■ EXERCISE ■
Return every entry exactly, except for any pictures.

Items from a data source
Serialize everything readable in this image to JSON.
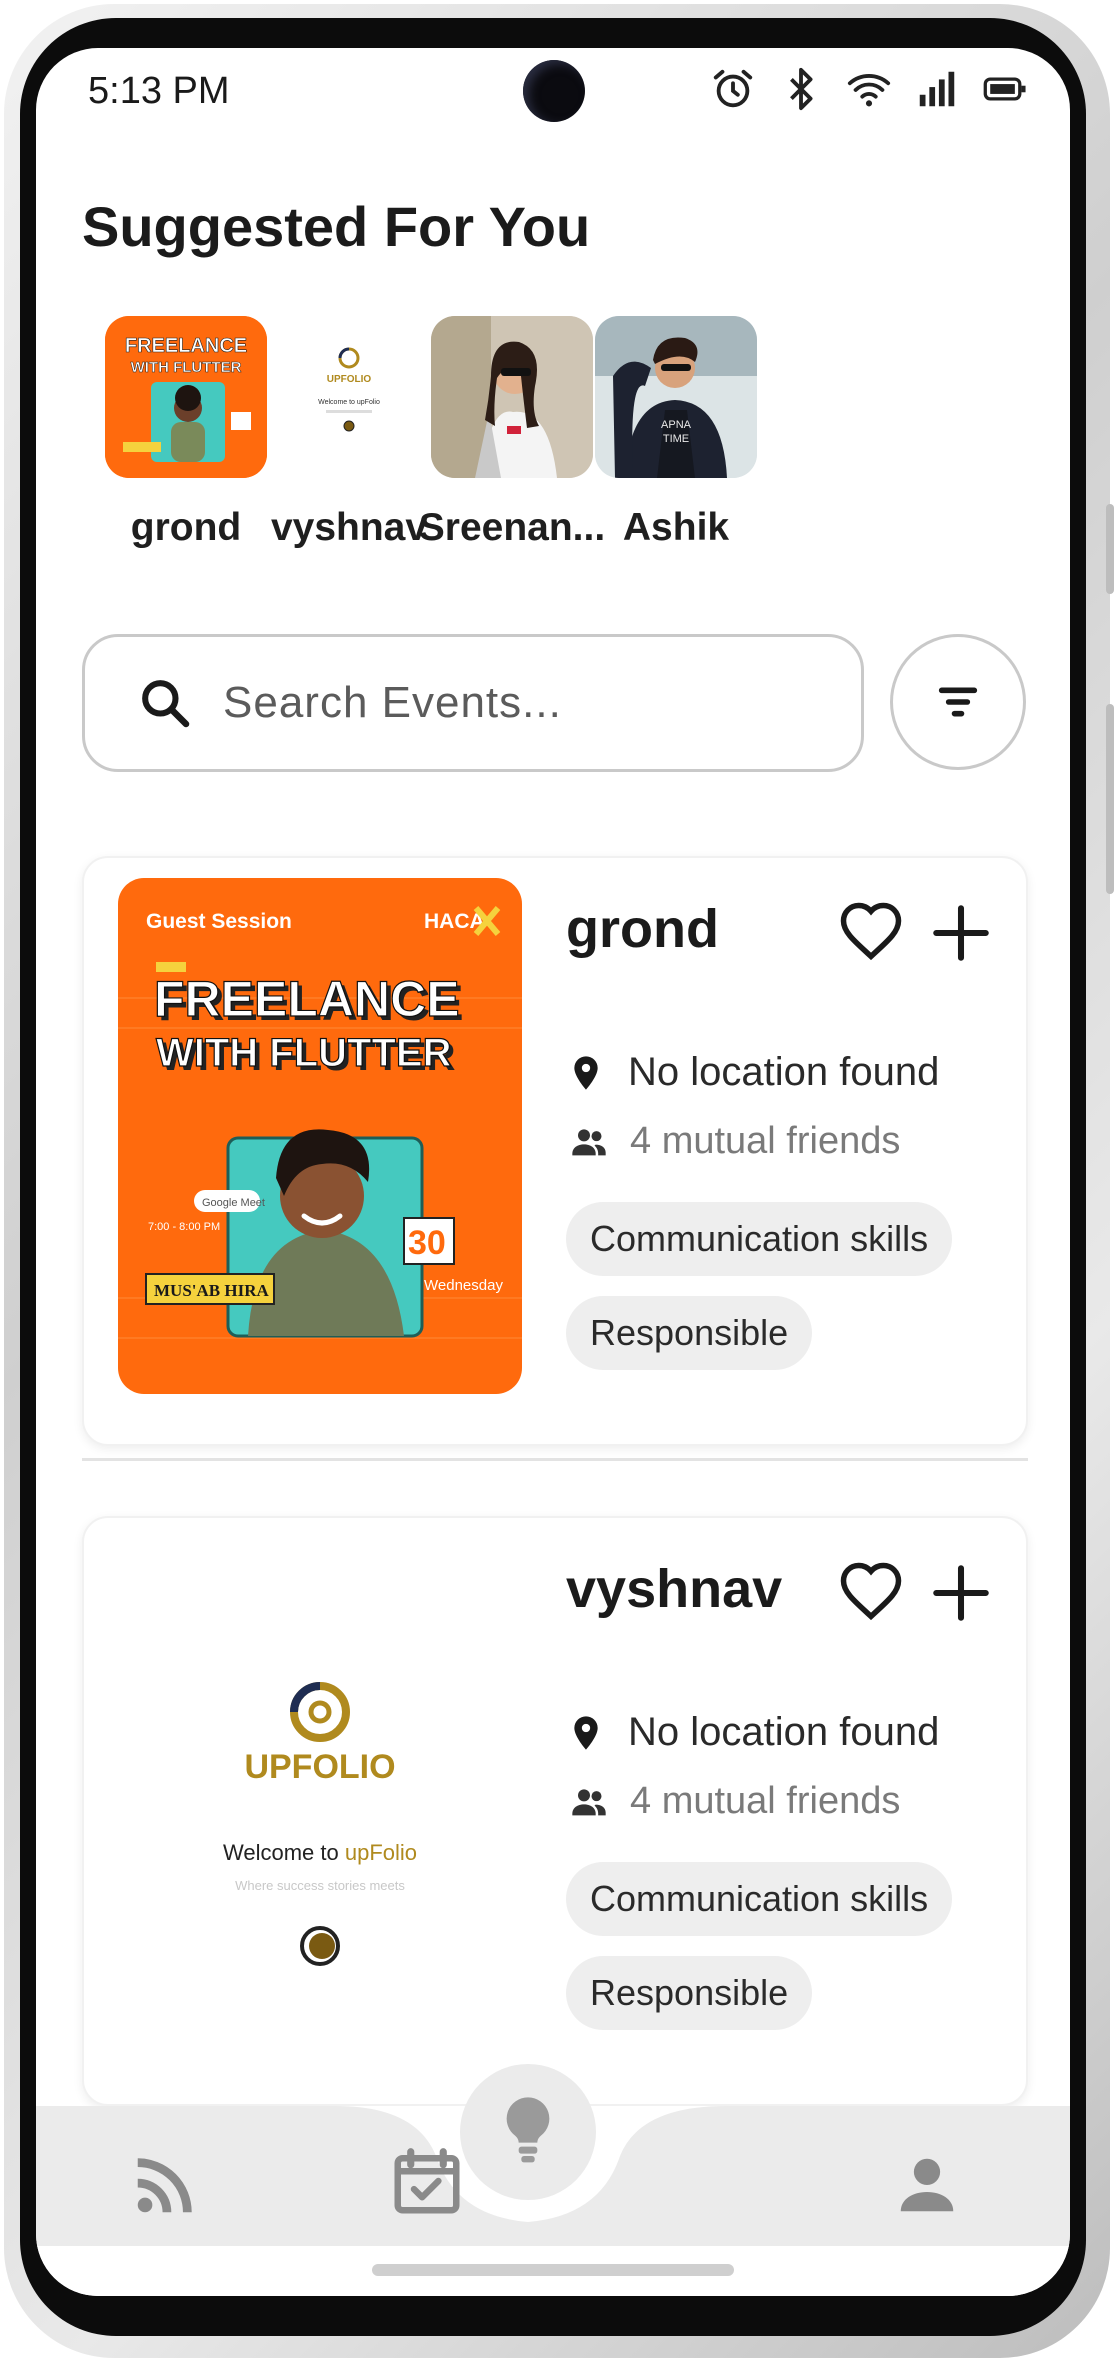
{
  "status_bar": {
    "time": "5:13 PM",
    "icons": [
      "alarm-icon",
      "bluetooth-icon",
      "wifi-icon",
      "signal-icon",
      "battery-icon"
    ]
  },
  "suggested": {
    "title": "Suggested For You",
    "items": [
      {
        "name": "grond"
      },
      {
        "name": "vyshnav"
      },
      {
        "name": "Sreenan..."
      },
      {
        "name": "Ashik"
      }
    ]
  },
  "search": {
    "placeholder": "Search Events..."
  },
  "poster": {
    "guest_session": "Guest Session",
    "brand": "HACA",
    "line1": "FREELANCE",
    "line2": "WITH FLUTTER",
    "speaker": "MUS'AB HIRA",
    "day": "30",
    "weekday": "Wednesday"
  },
  "upfolio": {
    "logo": "UPFOLIO",
    "welcome_prefix": "Welcome to ",
    "welcome_brand": "upFolio",
    "tagline": "Where success stories meets"
  },
  "events": [
    {
      "title": "grond",
      "location": "No location found",
      "friends": "4 mutual friends",
      "chips": [
        "Communication skills",
        "Responsible"
      ]
    },
    {
      "title": "vyshnav",
      "location": "No location found",
      "friends": "4 mutual friends",
      "chips": [
        "Communication skills",
        "Responsible"
      ]
    }
  ],
  "bottom_nav": {
    "items": [
      "feed-icon",
      "calendar-check-icon",
      "lightbulb-icon",
      "profile-icon"
    ],
    "active": "lightbulb-icon"
  },
  "colors": {
    "accent_orange": "#ff6a0d",
    "upfolio_gold": "#b08a1e",
    "upfolio_navy": "#1f2d52",
    "chip_bg": "#eeeeee",
    "nav_bg": "#ebebeb"
  }
}
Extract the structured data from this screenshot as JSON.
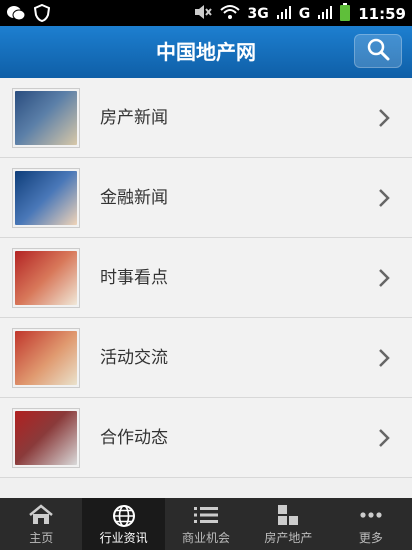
{
  "statusbar": {
    "network_1": "3G",
    "network_2": "G",
    "time": "11:59"
  },
  "header": {
    "title": "中国地产网"
  },
  "list": {
    "items": [
      {
        "label": "房产新闻",
        "thumb_colors": [
          "#2a4d7f",
          "#d8c8a8"
        ]
      },
      {
        "label": "金融新闻",
        "thumb_colors": [
          "#0f3e7a",
          "#f0d4b8"
        ]
      },
      {
        "label": "时事看点",
        "thumb_colors": [
          "#b32424",
          "#f0e8d8"
        ]
      },
      {
        "label": "活动交流",
        "thumb_colors": [
          "#c0362c",
          "#eae2cc"
        ]
      },
      {
        "label": "合作动态",
        "thumb_colors": [
          "#b02020",
          "#d9d9d9"
        ]
      }
    ]
  },
  "tabbar": {
    "tabs": [
      {
        "label": "主页"
      },
      {
        "label": "行业资讯"
      },
      {
        "label": "商业机会"
      },
      {
        "label": "房产地产"
      },
      {
        "label": "更多"
      }
    ]
  },
  "colors": {
    "header": "#1470c0",
    "tabbar": "#2b2b2b"
  }
}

■ RESPONSE TO THIS EXERCISE ■
Serialize everything readable in this image to JSON.
{
  "status_bar": {
    "time": "5:13 PM",
    "icons": [
      "alarm-icon",
      "bluetooth-icon",
      "wifi-icon",
      "signal-icon",
      "battery-icon"
    ]
  },
  "suggested": {
    "title": "Suggested For You",
    "items": [
      {
        "name": "grond"
      },
      {
        "name": "vyshnav"
      },
      {
        "name": "Sreenan..."
      },
      {
        "name": "Ashik"
      }
    ]
  },
  "search": {
    "placeholder": "Search Events..."
  },
  "poster": {
    "guest_session": "Guest Session",
    "brand": "HACA",
    "line1": "FREELANCE",
    "line2": "WITH FLUTTER",
    "speaker": "MUS'AB HIRA",
    "day": "30",
    "weekday": "Wednesday"
  },
  "upfolio": {
    "logo": "UPFOLIO",
    "welcome_prefix": "Welcome to ",
    "welcome_brand": "upFolio",
    "tagline": "Where success stories meets"
  },
  "events": [
    {
      "title": "grond",
      "location": "No location found",
      "friends": "4 mutual friends",
      "chips": [
        "Communication skills",
        "Responsible"
      ]
    },
    {
      "title": "vyshnav",
      "location": "No location found",
      "friends": "4 mutual friends",
      "chips": [
        "Communication skills",
        "Responsible"
      ]
    }
  ],
  "bottom_nav": {
    "items": [
      "feed-icon",
      "calendar-check-icon",
      "lightbulb-icon",
      "profile-icon"
    ],
    "active": "lightbulb-icon"
  },
  "colors": {
    "accent_orange": "#ff6a0d",
    "upfolio_gold": "#b08a1e",
    "upfolio_navy": "#1f2d52",
    "chip_bg": "#eeeeee",
    "nav_bg": "#ebebeb"
  }
}
Extract the structured data from this screenshot as JSON.
{
  "statusbar": {
    "network_1": "3G",
    "network_2": "G",
    "time": "11:59"
  },
  "header": {
    "title": "中国地产网"
  },
  "list": {
    "items": [
      {
        "label": "房产新闻",
        "thumb_colors": [
          "#2a4d7f",
          "#d8c8a8"
        ]
      },
      {
        "label": "金融新闻",
        "thumb_colors": [
          "#0f3e7a",
          "#f0d4b8"
        ]
      },
      {
        "label": "时事看点",
        "thumb_colors": [
          "#b32424",
          "#f0e8d8"
        ]
      },
      {
        "label": "活动交流",
        "thumb_colors": [
          "#c0362c",
          "#eae2cc"
        ]
      },
      {
        "label": "合作动态",
        "thumb_colors": [
          "#b02020",
          "#d9d9d9"
        ]
      }
    ]
  },
  "tabbar": {
    "tabs": [
      {
        "label": "主页"
      },
      {
        "label": "行业资讯"
      },
      {
        "label": "商业机会"
      },
      {
        "label": "房产地产"
      },
      {
        "label": "更多"
      }
    ]
  },
  "colors": {
    "header": "#1470c0",
    "tabbar": "#2b2b2b"
  }
}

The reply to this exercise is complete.